Each entry should be copied as it stands, leaving the pictures behind.
[Data records Boundary: Start]
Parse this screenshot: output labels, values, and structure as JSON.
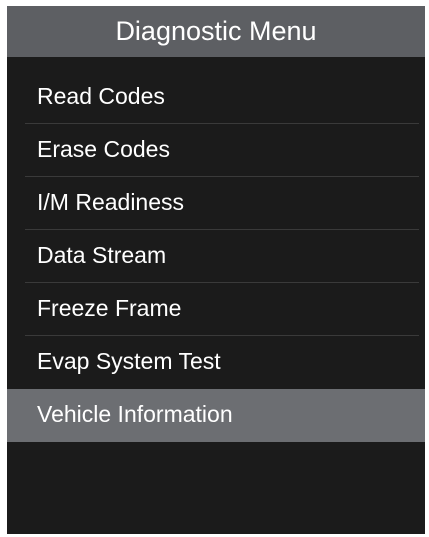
{
  "screen": {
    "title": "Diagnostic Menu"
  },
  "menu": {
    "items": [
      {
        "label": "Read Codes",
        "selected": false
      },
      {
        "label": "Erase Codes",
        "selected": false
      },
      {
        "label": "I/M Readiness",
        "selected": false
      },
      {
        "label": "Data Stream",
        "selected": false
      },
      {
        "label": "Freeze Frame",
        "selected": false
      },
      {
        "label": "Evap System Test",
        "selected": false
      },
      {
        "label": "Vehicle Information",
        "selected": true
      }
    ]
  },
  "colors": {
    "screen_background": "#1b1b1b",
    "title_bar": "#5d5f63",
    "selection_highlight": "#6c6e72",
    "text": "#ffffff",
    "divider": "#3a3a3a"
  }
}
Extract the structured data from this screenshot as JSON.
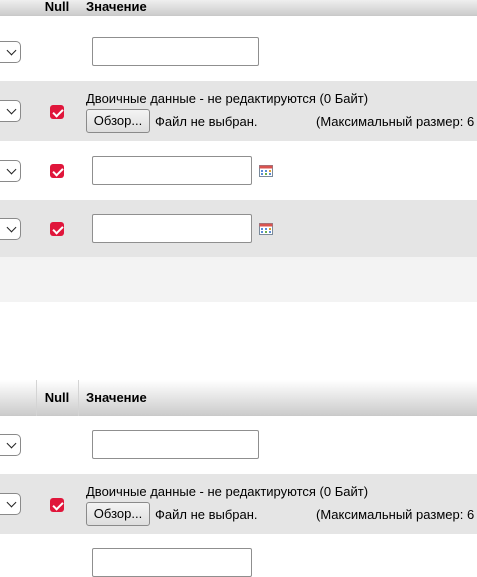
{
  "table1": {
    "header": {
      "null_label": "Null",
      "value_label": "Значение"
    },
    "binary_note": "Двоичные данные - не редактируются (0 Байт)",
    "browse_label": "Обзор...",
    "no_file_label": "Файл не выбран.",
    "max_size_label": "(Максимальный размер: 6"
  },
  "table2": {
    "header": {
      "null_label": "Null",
      "value_label": "Значение"
    },
    "binary_note": "Двоичные данные - не редактируются (0 Байт)",
    "browse_label": "Обзор...",
    "no_file_label": "Файл не выбран.",
    "max_size_label": "(Максимальный размер: 6"
  },
  "colors": {
    "checkbox_checked": "#e0163b",
    "row_alt": "#e5e5e5"
  },
  "icons": [
    "chevron-down-icon",
    "checkmark-icon",
    "calendar-icon"
  ]
}
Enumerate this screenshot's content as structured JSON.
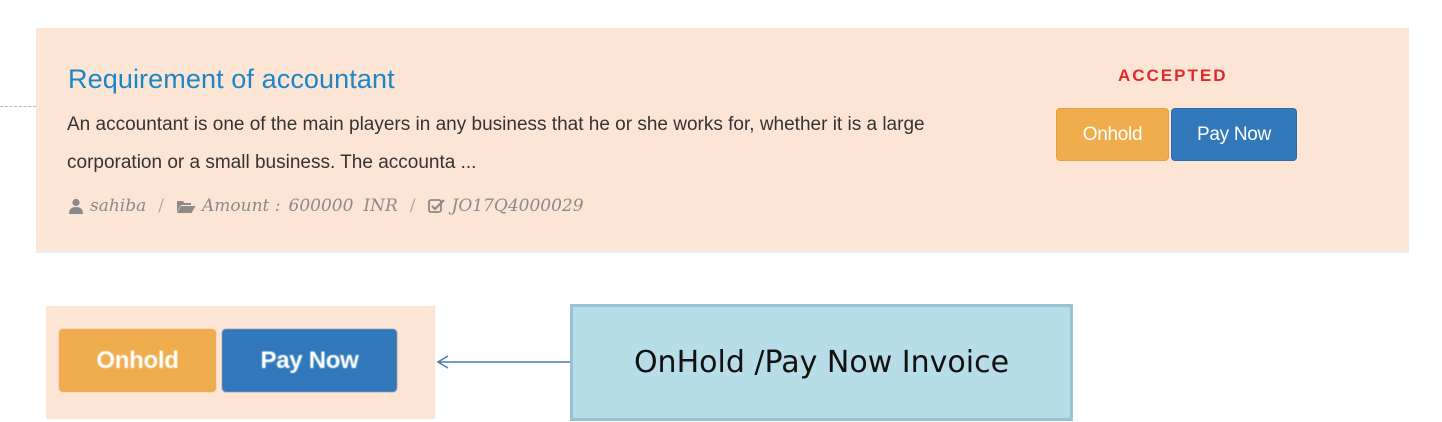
{
  "job": {
    "title": "Requirement of accountant",
    "description": "An accountant is one of the main players in any business that he or she works for, whether it is a large corporation or a small business. The accounta ...",
    "status": "ACCEPTED",
    "meta": {
      "user": "sahiba",
      "amount_label": "Amount :",
      "amount_value": "600000",
      "currency": "INR",
      "job_id": "JO17Q4000029",
      "separator": "/"
    },
    "buttons": {
      "onhold": "Onhold",
      "paynow": "Pay Now"
    }
  },
  "zoom": {
    "onhold": "Onhold",
    "paynow": "Pay Now"
  },
  "callout": {
    "text": "OnHold /Pay Now Invoice"
  },
  "icons": {
    "user": "user-icon",
    "folder": "folder-open-icon",
    "check": "check-square-icon",
    "arrow": "left-arrow-icon"
  },
  "colors": {
    "card_bg": "#fde5d6",
    "title": "#1b86c8",
    "status": "#e02a2a",
    "onhold": "#efad4d",
    "paynow": "#3279bb",
    "callout_bg": "#b7dde9"
  }
}
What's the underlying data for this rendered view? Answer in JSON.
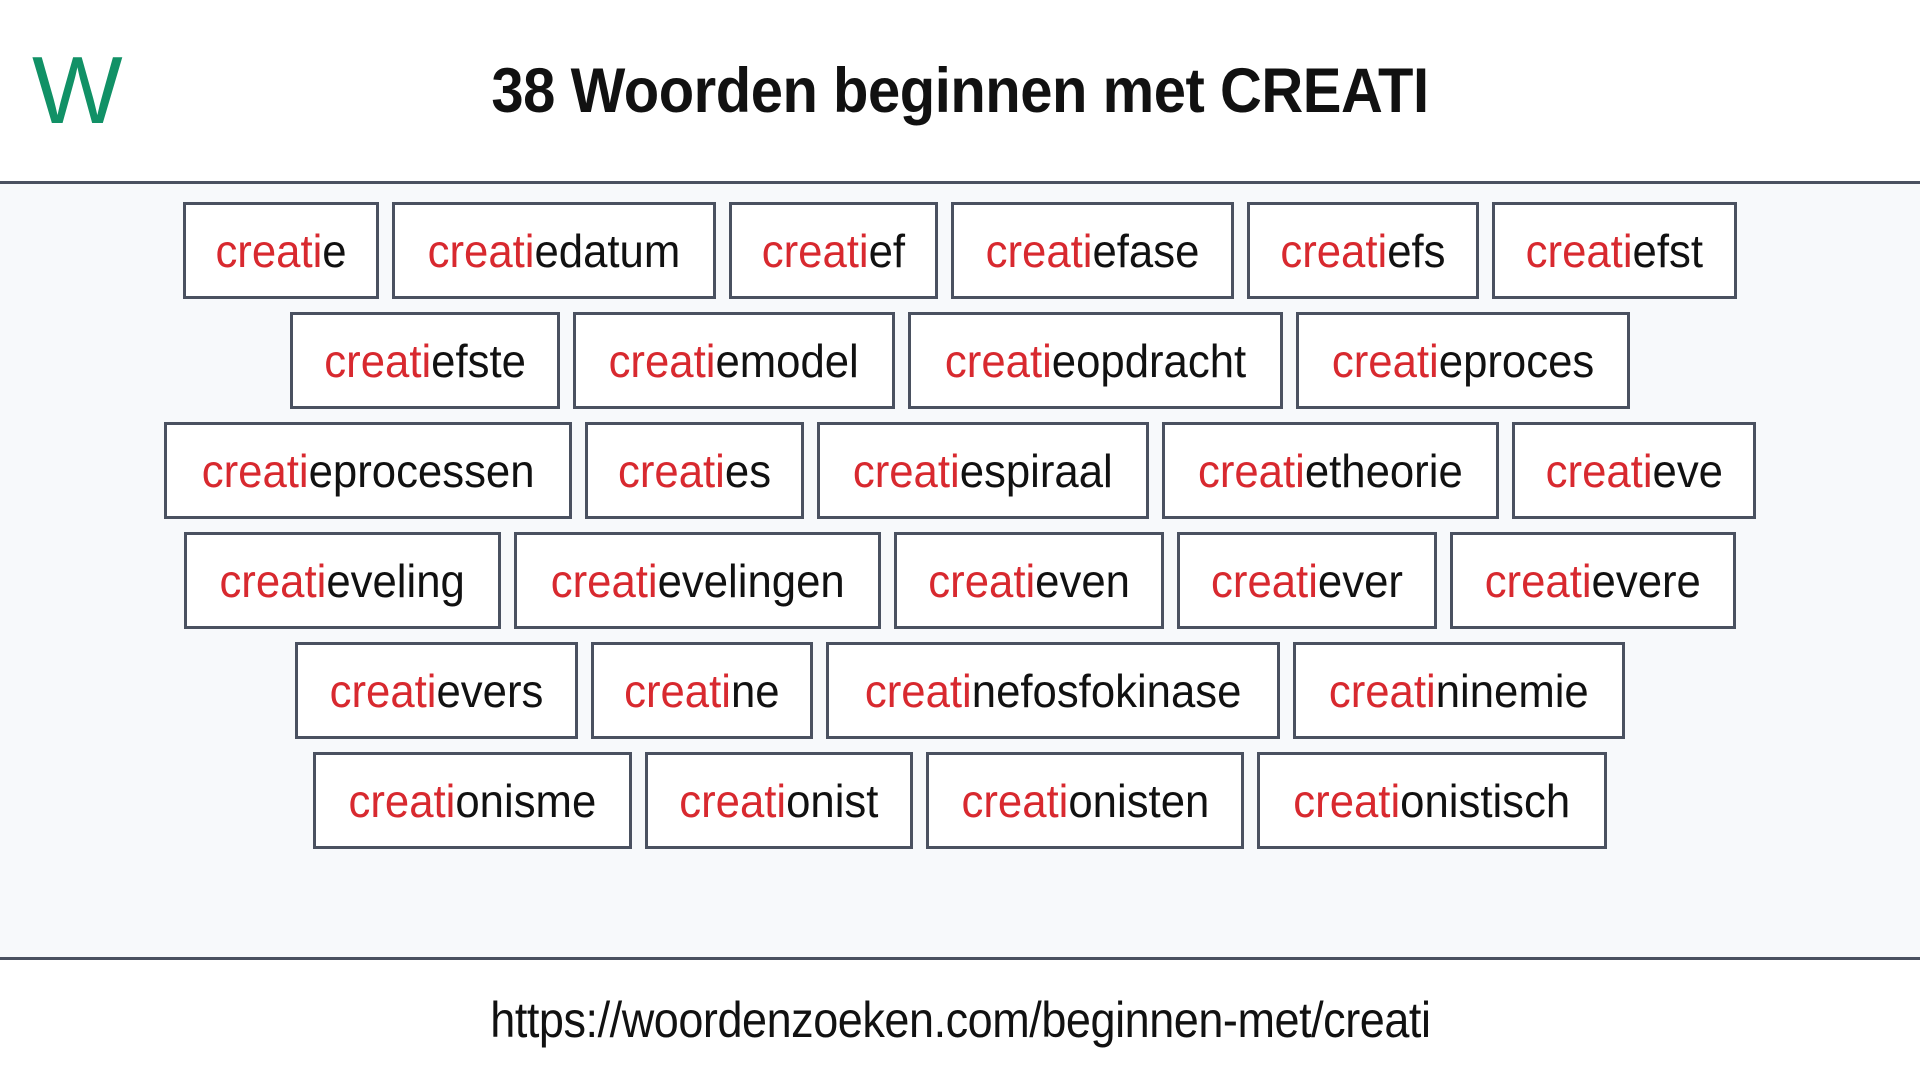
{
  "header": {
    "logo_text": "W",
    "logo_color": "#119166",
    "title": "38 Woorden beginnen met CREATI"
  },
  "highlight": {
    "prefix_color": "#d8292f",
    "text_color": "#111111",
    "box_border_color": "#4a5160",
    "background_color": "#f7f9fb"
  },
  "rows": [
    [
      {
        "prefix": "creati",
        "suffix": "e"
      },
      {
        "prefix": "creati",
        "suffix": "edatum"
      },
      {
        "prefix": "creati",
        "suffix": "ef"
      },
      {
        "prefix": "creati",
        "suffix": "efase"
      },
      {
        "prefix": "creati",
        "suffix": "efs"
      },
      {
        "prefix": "creati",
        "suffix": "efst"
      }
    ],
    [
      {
        "prefix": "creati",
        "suffix": "efste"
      },
      {
        "prefix": "creati",
        "suffix": "emodel"
      },
      {
        "prefix": "creati",
        "suffix": "eopdracht"
      },
      {
        "prefix": "creati",
        "suffix": "eproces"
      }
    ],
    [
      {
        "prefix": "creati",
        "suffix": "eprocessen"
      },
      {
        "prefix": "creati",
        "suffix": "es"
      },
      {
        "prefix": "creati",
        "suffix": "espiraal"
      },
      {
        "prefix": "creati",
        "suffix": "etheorie"
      },
      {
        "prefix": "creati",
        "suffix": "eve"
      }
    ],
    [
      {
        "prefix": "creati",
        "suffix": "eveling"
      },
      {
        "prefix": "creati",
        "suffix": "evelingen"
      },
      {
        "prefix": "creati",
        "suffix": "even"
      },
      {
        "prefix": "creati",
        "suffix": "ever"
      },
      {
        "prefix": "creati",
        "suffix": "evere"
      }
    ],
    [
      {
        "prefix": "creati",
        "suffix": "evers"
      },
      {
        "prefix": "creati",
        "suffix": "ne"
      },
      {
        "prefix": "creati",
        "suffix": "nefosfokinase"
      },
      {
        "prefix": "creati",
        "suffix": "ninemie"
      }
    ],
    [
      {
        "prefix": "creati",
        "suffix": "onisme"
      },
      {
        "prefix": "creati",
        "suffix": "onist"
      },
      {
        "prefix": "creati",
        "suffix": "onisten"
      },
      {
        "prefix": "creati",
        "suffix": "onistisch"
      }
    ]
  ],
  "footer": {
    "url": "https://woordenzoeken.com/beginnen-met/creati"
  }
}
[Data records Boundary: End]
__Answer for this exercise__.
Parse this screenshot: output labels, values, and structure as JSON.
{
  "screen": {
    "title": "Diagnostic Menu"
  },
  "menu": {
    "items": [
      {
        "label": "Read Codes",
        "selected": false
      },
      {
        "label": "Erase Codes",
        "selected": false
      },
      {
        "label": "I/M Readiness",
        "selected": false
      },
      {
        "label": "Data Stream",
        "selected": false
      },
      {
        "label": "Freeze Frame",
        "selected": false
      },
      {
        "label": "Evap System Test",
        "selected": false
      },
      {
        "label": "Vehicle Information",
        "selected": true
      }
    ]
  },
  "colors": {
    "screen_background": "#1b1b1b",
    "title_bar": "#5d5f63",
    "selection_highlight": "#6c6e72",
    "text": "#ffffff",
    "divider": "#3a3a3a"
  }
}
Extract the structured data from this screenshot as JSON.
{
  "table1": {
    "header": {
      "null_label": "Null",
      "value_label": "Значение"
    },
    "binary_note": "Двоичные данные - не редактируются (0 Байт)",
    "browse_label": "Обзор...",
    "no_file_label": "Файл не выбран.",
    "max_size_label": "(Максимальный размер: 6"
  },
  "table2": {
    "header": {
      "null_label": "Null",
      "value_label": "Значение"
    },
    "binary_note": "Двоичные данные - не редактируются (0 Байт)",
    "browse_label": "Обзор...",
    "no_file_label": "Файл не выбран.",
    "max_size_label": "(Максимальный размер: 6"
  },
  "colors": {
    "checkbox_checked": "#e0163b",
    "row_alt": "#e5e5e5"
  },
  "icons": [
    "chevron-down-icon",
    "checkmark-icon",
    "calendar-icon"
  ]
}
Enumerate this screenshot's content as structured JSON.
{
  "job": {
    "title": "Requirement of accountant",
    "description": "An accountant is one of the main players in any business that he or she works for, whether it is a large corporation or a small business. The accounta ...",
    "status": "ACCEPTED",
    "meta": {
      "user": "sahiba",
      "amount_label": "Amount :",
      "amount_value": "600000",
      "currency": "INR",
      "job_id": "JO17Q4000029",
      "separator": "/"
    },
    "buttons": {
      "onhold": "Onhold",
      "paynow": "Pay Now"
    }
  },
  "zoom": {
    "onhold": "Onhold",
    "paynow": "Pay Now"
  },
  "callout": {
    "text": "OnHold /Pay Now Invoice"
  },
  "icons": {
    "user": "user-icon",
    "folder": "folder-open-icon",
    "check": "check-square-icon",
    "arrow": "left-arrow-icon"
  },
  "colors": {
    "card_bg": "#fde5d6",
    "title": "#1b86c8",
    "status": "#e02a2a",
    "onhold": "#efad4d",
    "paynow": "#3279bb",
    "callout_bg": "#b7dde9"
  }
}
What's the underlying data for this rendered view? Answer in JSON.
{
  "header": {
    "logo_text": "W",
    "logo_color": "#119166",
    "title": "38 Woorden beginnen met CREATI"
  },
  "highlight": {
    "prefix_color": "#d8292f",
    "text_color": "#111111",
    "box_border_color": "#4a5160",
    "background_color": "#f7f9fb"
  },
  "rows": [
    [
      {
        "prefix": "creati",
        "suffix": "e"
      },
      {
        "prefix": "creati",
        "suffix": "edatum"
      },
      {
        "prefix": "creati",
        "suffix": "ef"
      },
      {
        "prefix": "creati",
        "suffix": "efase"
      },
      {
        "prefix": "creati",
        "suffix": "efs"
      },
      {
        "prefix": "creati",
        "suffix": "efst"
      }
    ],
    [
      {
        "prefix": "creati",
        "suffix": "efste"
      },
      {
        "prefix": "creati",
        "suffix": "emodel"
      },
      {
        "prefix": "creati",
        "suffix": "eopdracht"
      },
      {
        "prefix": "creati",
        "suffix": "eproces"
      }
    ],
    [
      {
        "prefix": "creati",
        "suffix": "eprocessen"
      },
      {
        "prefix": "creati",
        "suffix": "es"
      },
      {
        "prefix": "creati",
        "suffix": "espiraal"
      },
      {
        "prefix": "creati",
        "suffix": "etheorie"
      },
      {
        "prefix": "creati",
        "suffix": "eve"
      }
    ],
    [
      {
        "prefix": "creati",
        "suffix": "eveling"
      },
      {
        "prefix": "creati",
        "suffix": "evelingen"
      },
      {
        "prefix": "creati",
        "suffix": "even"
      },
      {
        "prefix": "creati",
        "suffix": "ever"
      },
      {
        "prefix": "creati",
        "suffix": "evere"
      }
    ],
    [
      {
        "prefix": "creati",
        "suffix": "evers"
      },
      {
        "prefix": "creati",
        "suffix": "ne"
      },
      {
        "prefix": "creati",
        "suffix": "nefosfokinase"
      },
      {
        "prefix": "creati",
        "suffix": "ninemie"
      }
    ],
    [
      {
        "prefix": "creati",
        "suffix": "onisme"
      },
      {
        "prefix": "creati",
        "suffix": "onist"
      },
      {
        "prefix": "creati",
        "suffix": "onisten"
      },
      {
        "prefix": "creati",
        "suffix": "onistisch"
      }
    ]
  ],
  "footer": {
    "url": "https://woordenzoeken.com/beginnen-met/creati"
  }
}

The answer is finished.